Retype the data exactly, skipping any picture in it.

• Collection entries

____________

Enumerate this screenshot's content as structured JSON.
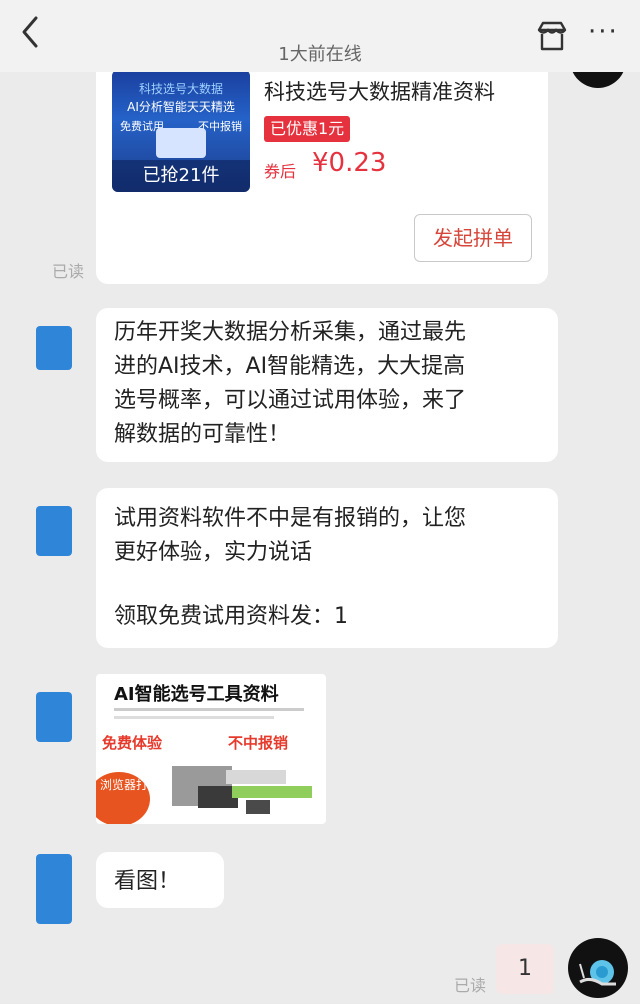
{
  "header": {
    "subtitle": "1大前在线"
  },
  "product_card": {
    "image": {
      "line1": "科技选号大数据",
      "line2": "AI分析智能天天精选",
      "tag_left": "免费试用",
      "tag_right": "不中报销",
      "sold": "已抢21件"
    },
    "title": "科技选号大数据精准资料",
    "coupon": "已优惠1元",
    "price_label": "券后",
    "price": "¥0.23",
    "button": "发起拼单",
    "read_status": "已读"
  },
  "messages": [
    {
      "lines": [
        "历年开奖大数据分析采集，通过最先",
        "进的AI技术，AI智能精选，大大提高",
        "选号概率，可以通过试用体验，来了",
        "解数据的可靠性！"
      ]
    },
    {
      "lines": [
        "试用资料软件不中是有报销的，让您",
        "更好体验，实力说话",
        "",
        "领取免费试用资料发：1"
      ]
    }
  ],
  "image_message": {
    "title": "AI智能选号工具资料",
    "left_text": "免费体验",
    "right_text": "不中报销",
    "badge": "浏览器打开"
  },
  "last_message": {
    "text": "看图！"
  },
  "reply": {
    "read_status": "已读",
    "text": "1"
  },
  "colors": {
    "accent_red": "#e5323e",
    "avatar_blue": "#2f86d8",
    "background": "#ebebeb"
  }
}
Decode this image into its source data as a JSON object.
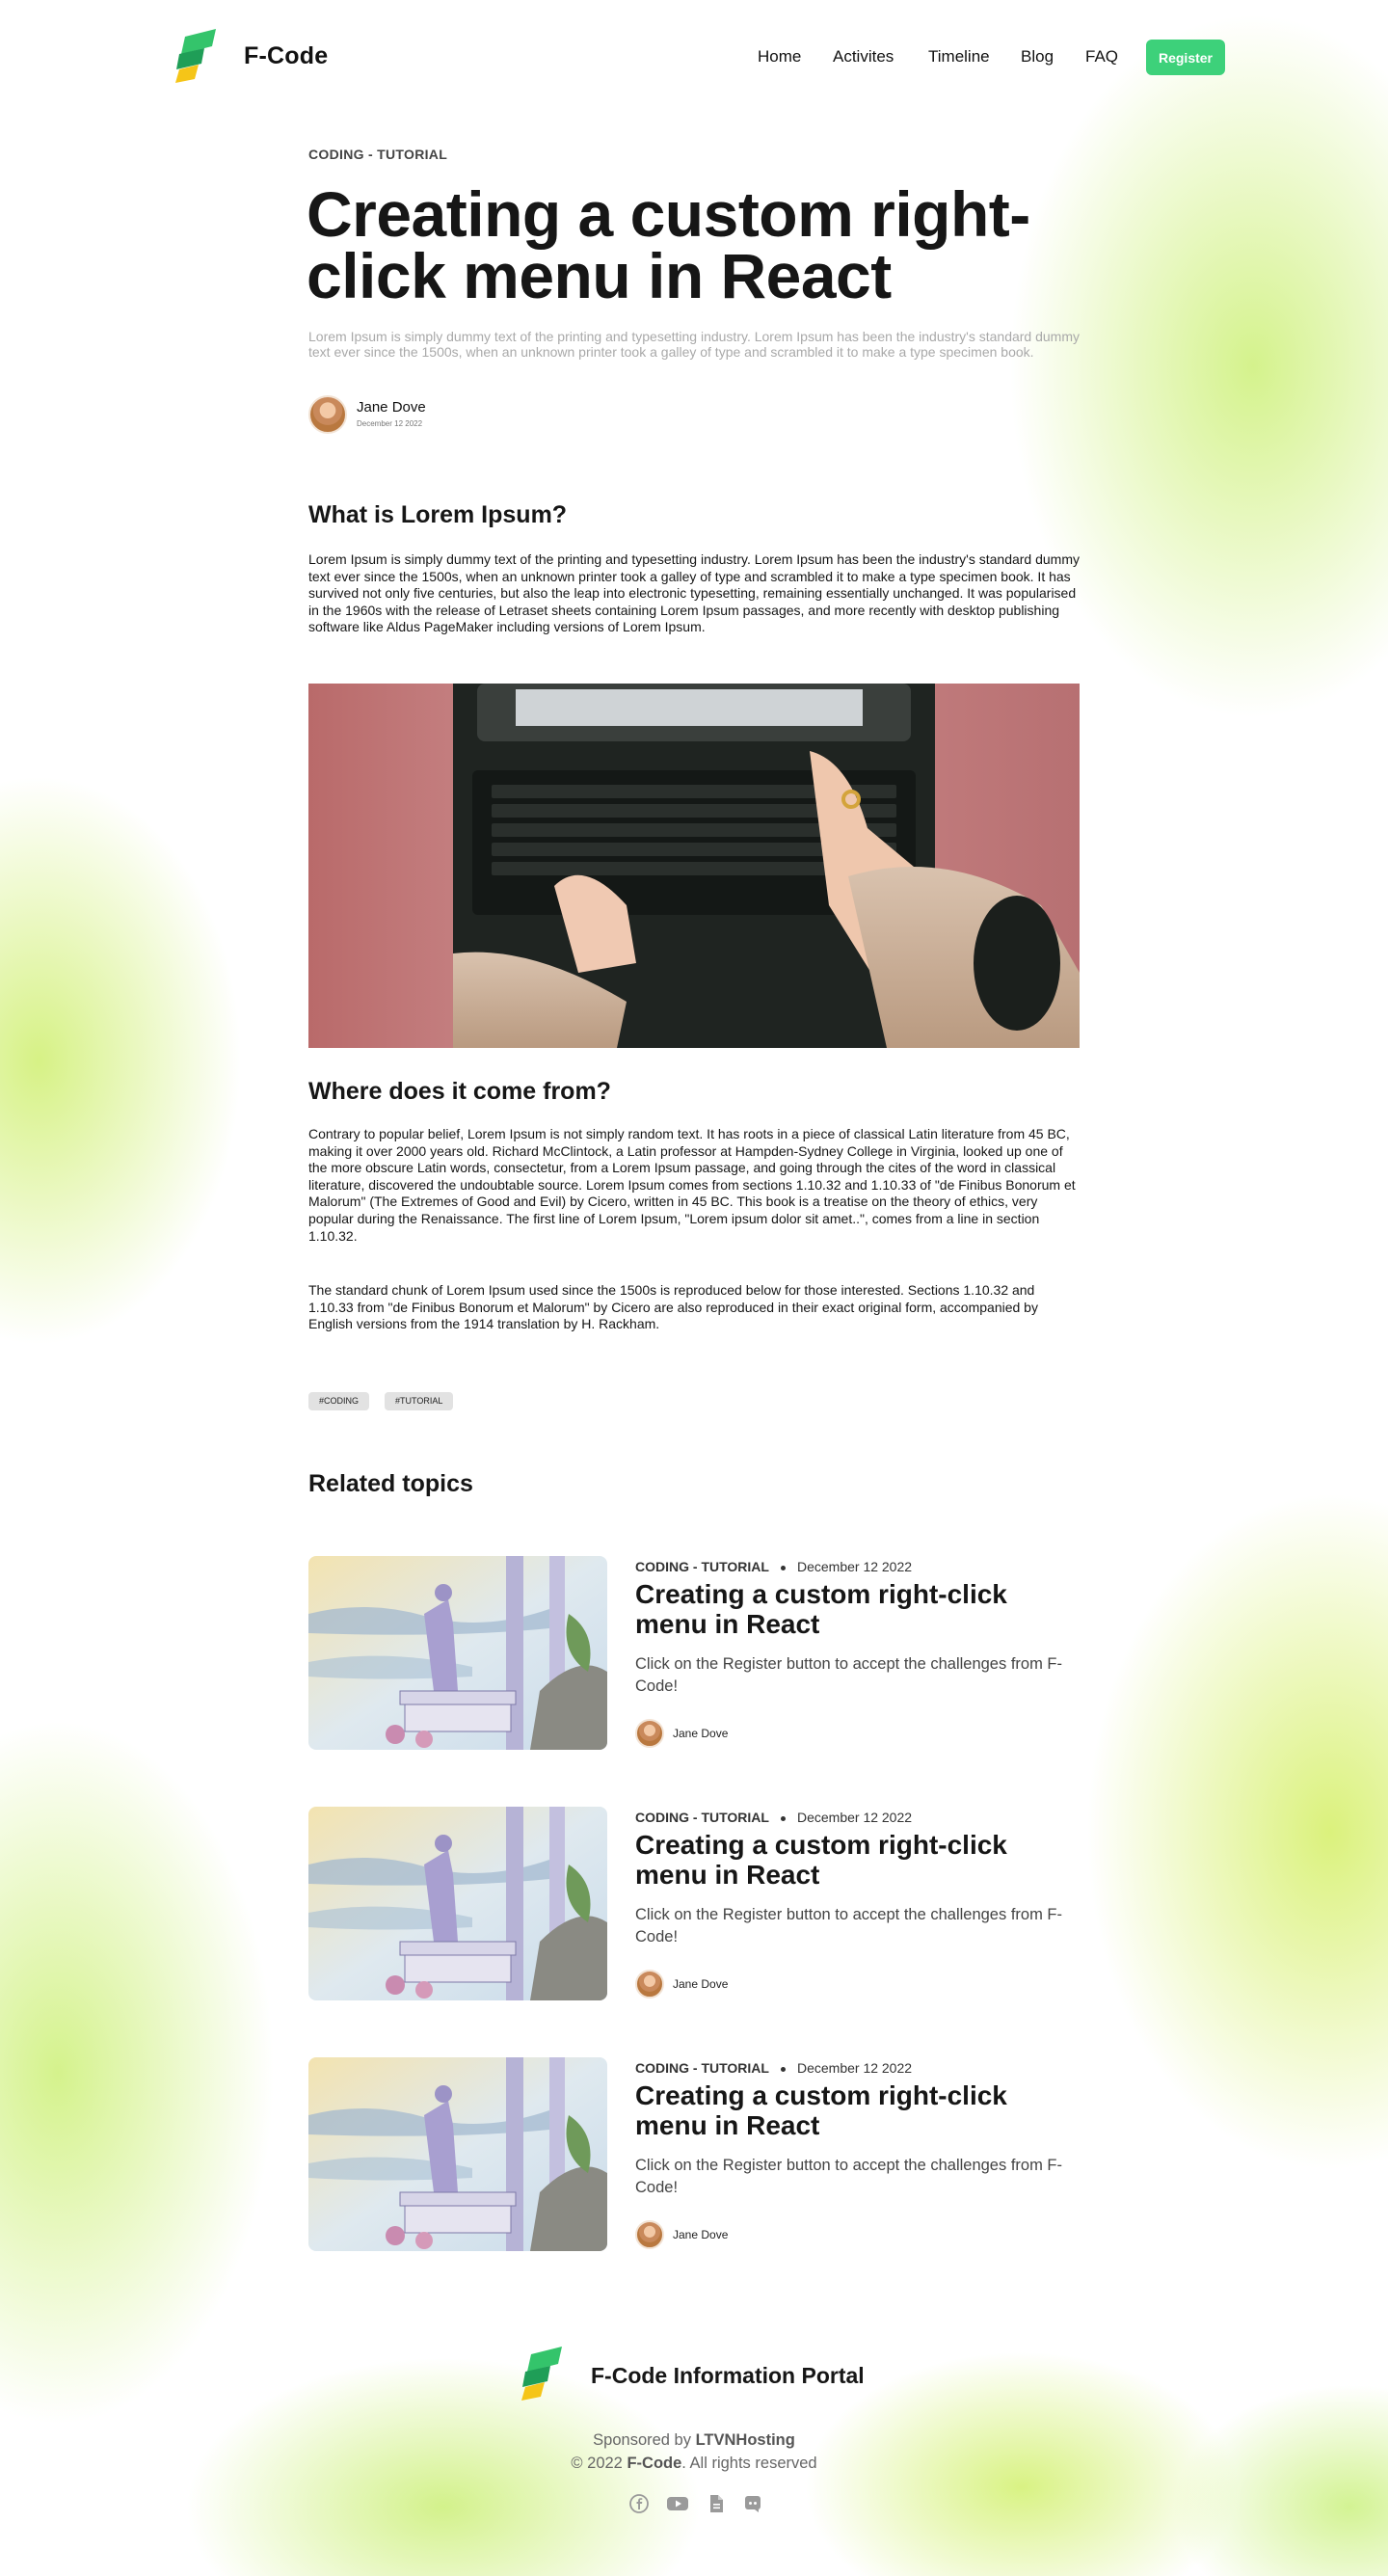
{
  "header": {
    "brand": "F-Code",
    "nav": [
      "Home",
      "Activites",
      "Timeline",
      "Blog",
      "FAQ"
    ],
    "register_label": "Register"
  },
  "article": {
    "category": "CODING - TUTORIAL",
    "title": "Creating a custom right-click menu in React",
    "lead": "Lorem Ipsum is simply dummy text of the printing and typesetting industry. Lorem Ipsum has been the industry's standard dummy text ever since the 1500s, when an unknown printer took a galley of type and scrambled it to make a type specimen book.",
    "author": {
      "name": "Jane Dove",
      "date": "December 12 2022"
    },
    "section1": {
      "heading": "What is Lorem Ipsum?",
      "body": "Lorem Ipsum is simply dummy text of the printing and typesetting industry. Lorem Ipsum has been the industry's standard dummy text ever since the 1500s, when an unknown printer took a galley of type and scrambled it to make a type specimen book. It has survived not only five centuries, but also the leap into electronic typesetting, remaining essentially unchanged. It was popularised in the 1960s with the release of Letraset sheets containing Lorem Ipsum passages, and more recently with desktop publishing software like Aldus PageMaker including versions of Lorem Ipsum."
    },
    "section2": {
      "heading": "Where does it come from?",
      "body1": "Contrary to popular belief, Lorem Ipsum is not simply random text. It has roots in a piece of classical Latin literature from 45 BC, making it over 2000 years old. Richard McClintock, a Latin professor at Hampden-Sydney College in Virginia, looked up one of the more obscure Latin words, consectetur, from a Lorem Ipsum passage, and going through the cites of the word in classical literature, discovered the undoubtable source. Lorem Ipsum comes from sections 1.10.32 and 1.10.33 of \"de Finibus Bonorum et Malorum\" (The Extremes of Good and Evil) by Cicero, written in 45 BC. This book is a treatise on the theory of ethics, very popular during the Renaissance. The first line of Lorem Ipsum, \"Lorem ipsum dolor sit amet..\", comes from a line in section 1.10.32.",
      "body2": "The standard chunk of Lorem Ipsum used since the 1500s is reproduced below for those interested. Sections 1.10.32 and 1.10.33 from \"de Finibus Bonorum et Malorum\" by Cicero are also reproduced in their exact original form, accompanied by English versions from the 1914 translation by H. Rackham."
    },
    "tags": [
      "#CODING",
      "#TUTORIAL"
    ]
  },
  "related": {
    "heading": "Related topics",
    "items": [
      {
        "category": "CODING - TUTORIAL",
        "date": "December 12 2022",
        "title": "Creating a custom right-click menu in React",
        "description": "Click on the Register button to accept the challenges from F-Code!",
        "author": "Jane Dove"
      },
      {
        "category": "CODING - TUTORIAL",
        "date": "December 12 2022",
        "title": "Creating a custom right-click menu in React",
        "description": "Click on the Register button to accept the challenges from F-Code!",
        "author": "Jane Dove"
      },
      {
        "category": "CODING - TUTORIAL",
        "date": "December 12 2022",
        "title": "Creating a custom right-click menu in React",
        "description": "Click on the Register button to accept the challenges from F-Code!",
        "author": "Jane Dove"
      }
    ]
  },
  "footer": {
    "brand": "F-Code Information Portal",
    "sponsored_prefix": "Sponsored by",
    "sponsor": "LTVNHosting",
    "copyright_prefix": "© 2022",
    "copyright_brand": "F-Code",
    "copyright_suffix": ". All rights reserved",
    "socials": [
      "facebook-icon",
      "youtube-icon",
      "document-icon",
      "discord-icon"
    ]
  },
  "colors": {
    "accent": "#3dd17a",
    "text": "#161616",
    "muted": "#a9a9a9"
  }
}
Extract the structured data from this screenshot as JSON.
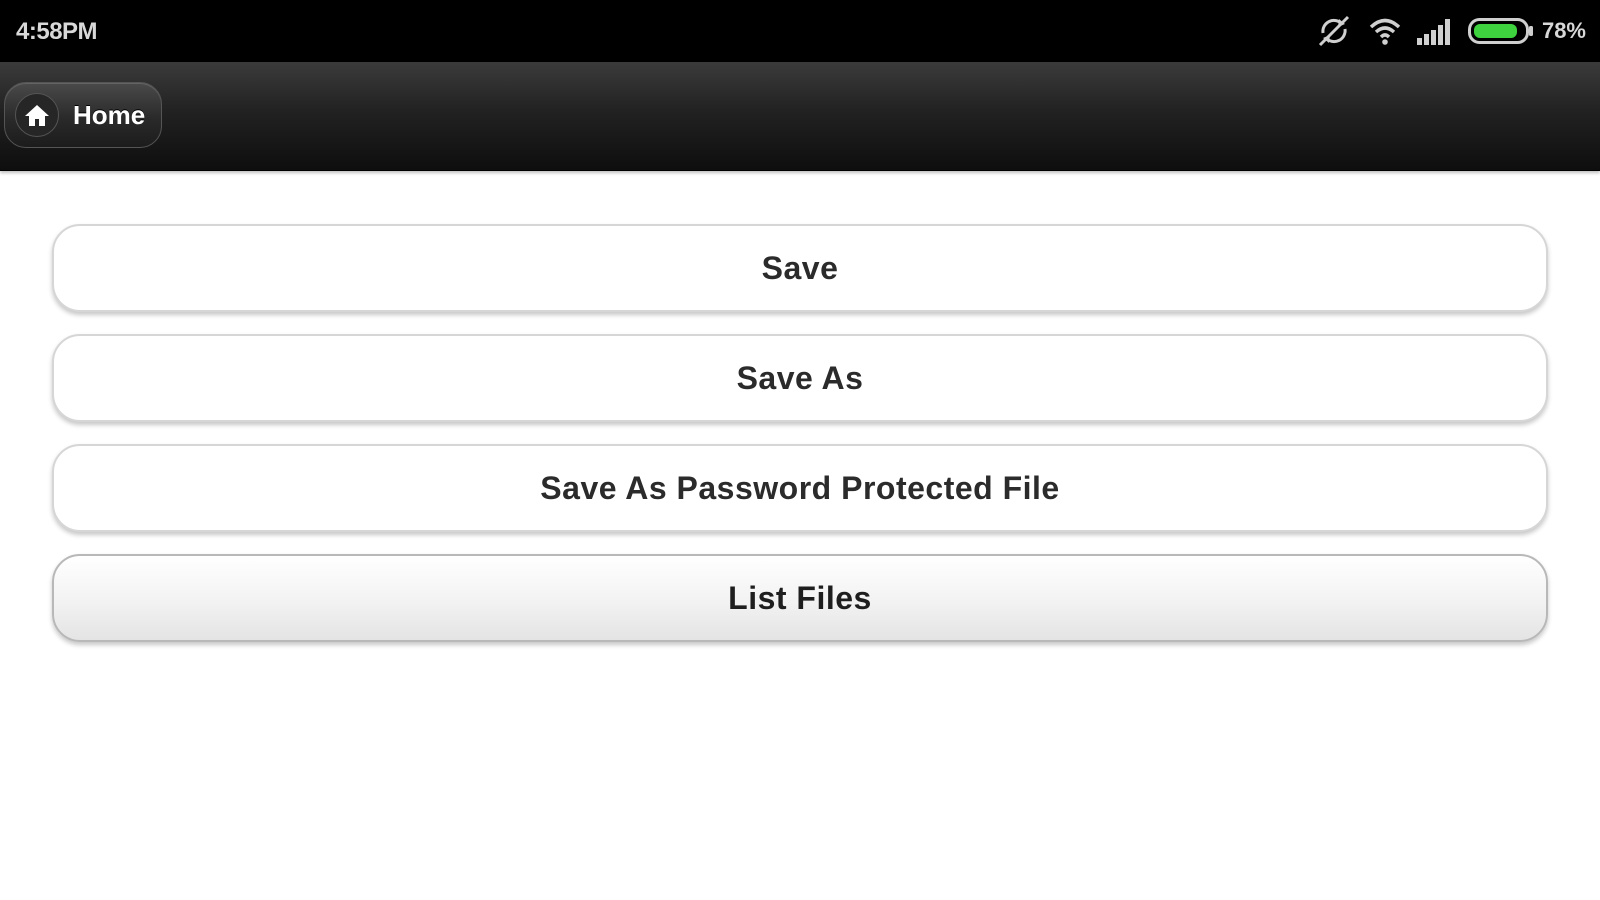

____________

• Answer area
Enumerate this screenshot's content as structured JSON.
{
  "header": {
    "subtitle": "1大前在线"
  },
  "product_card": {
    "image": {
      "line1": "科技选号大数据",
      "line2": "AI分析智能天天精选",
      "tag_left": "免费试用",
      "tag_right": "不中报销",
      "sold": "已抢21件"
    },
    "title": "科技选号大数据精准资料",
    "coupon": "已优惠1元",
    "price_label": "券后",
    "price": "¥0.23",
    "button": "发起拼单",
    "read_status": "已读"
  },
  "messages": [
    {
      "lines": [
        "历年开奖大数据分析采集，通过最先",
        "进的AI技术，AI智能精选，大大提高",
        "选号概率，可以通过试用体验，来了",
        "解数据的可靠性！"
      ]
    },
    {
      "lines": [
        "试用资料软件不中是有报销的，让您",
        "更好体验，实力说话",
        "",
        "领取免费试用资料发：1"
      ]
    }
  ],
  "image_message": {
    "title": "AI智能选号工具资料",
    "left_text": "免费体验",
    "right_text": "不中报销",
    "badge": "浏览器打开"
  },
  "last_message": {
    "text": "看图！"
  },
  "reply": {
    "read_status": "已读",
    "text": "1"
  },
  "colors": {
    "accent_red": "#e5323e",
    "avatar_blue": "#2f86d8",
    "background": "#ebebeb"
  }
}
Decode this image into its source data as a JSON object.
{
  "header": {
    "brand": "F-Code",
    "nav": [
      "Home",
      "Activites",
      "Timeline",
      "Blog",
      "FAQ"
    ],
    "register_label": "Register"
  },
  "article": {
    "category": "CODING - TUTORIAL",
    "title": "Creating a custom right-click menu in React",
    "lead": "Lorem Ipsum is simply dummy text of the printing and typesetting industry. Lorem Ipsum has been the industry's standard dummy text ever since the 1500s, when an unknown printer took a galley of type and scrambled it to make a type specimen book.",
    "author": {
      "name": "Jane Dove",
      "date": "December 12 2022"
    },
    "section1": {
      "heading": "What is Lorem Ipsum?",
      "body": "Lorem Ipsum is simply dummy text of the printing and typesetting industry. Lorem Ipsum has been the industry's standard dummy text ever since the 1500s, when an unknown printer took a galley of type and scrambled it to make a type specimen book. It has survived not only five centuries, but also the leap into electronic typesetting, remaining essentially unchanged. It was popularised in the 1960s with the release of Letraset sheets containing Lorem Ipsum passages, and more recently with desktop publishing software like Aldus PageMaker including versions of Lorem Ipsum."
    },
    "section2": {
      "heading": "Where does it come from?",
      "body1": "Contrary to popular belief, Lorem Ipsum is not simply random text. It has roots in a piece of classical Latin literature from 45 BC, making it over 2000 years old. Richard McClintock, a Latin professor at Hampden-Sydney College in Virginia, looked up one of the more obscure Latin words, consectetur, from a Lorem Ipsum passage, and going through the cites of the word in classical literature, discovered the undoubtable source. Lorem Ipsum comes from sections 1.10.32 and 1.10.33 of \"de Finibus Bonorum et Malorum\" (The Extremes of Good and Evil) by Cicero, written in 45 BC. This book is a treatise on the theory of ethics, very popular during the Renaissance. The first line of Lorem Ipsum, \"Lorem ipsum dolor sit amet..\", comes from a line in section 1.10.32.",
      "body2": "The standard chunk of Lorem Ipsum used since the 1500s is reproduced below for those interested. Sections 1.10.32 and 1.10.33 from \"de Finibus Bonorum et Malorum\" by Cicero are also reproduced in their exact original form, accompanied by English versions from the 1914 translation by H. Rackham."
    },
    "tags": [
      "#CODING",
      "#TUTORIAL"
    ]
  },
  "related": {
    "heading": "Related topics",
    "items": [
      {
        "category": "CODING - TUTORIAL",
        "date": "December 12 2022",
        "title": "Creating a custom right-click menu in React",
        "description": "Click on the Register button to accept the challenges from F-Code!",
        "author": "Jane Dove"
      },
      {
        "category": "CODING - TUTORIAL",
        "date": "December 12 2022",
        "title": "Creating a custom right-click menu in React",
        "description": "Click on the Register button to accept the challenges from F-Code!",
        "author": "Jane Dove"
      },
      {
        "category": "CODING - TUTORIAL",
        "date": "December 12 2022",
        "title": "Creating a custom right-click menu in React",
        "description": "Click on the Register button to accept the challenges from F-Code!",
        "author": "Jane Dove"
      }
    ]
  },
  "footer": {
    "brand": "F-Code Information Portal",
    "sponsored_prefix": "Sponsored by",
    "sponsor": "LTVNHosting",
    "copyright_prefix": "© 2022",
    "copyright_brand": "F-Code",
    "copyright_suffix": ". All rights reserved",
    "socials": [
      "facebook-icon",
      "youtube-icon",
      "document-icon",
      "discord-icon"
    ]
  },
  "colors": {
    "accent": "#3dd17a",
    "text": "#161616",
    "muted": "#a9a9a9"
  }
}
Extract the structured data from this screenshot as JSON.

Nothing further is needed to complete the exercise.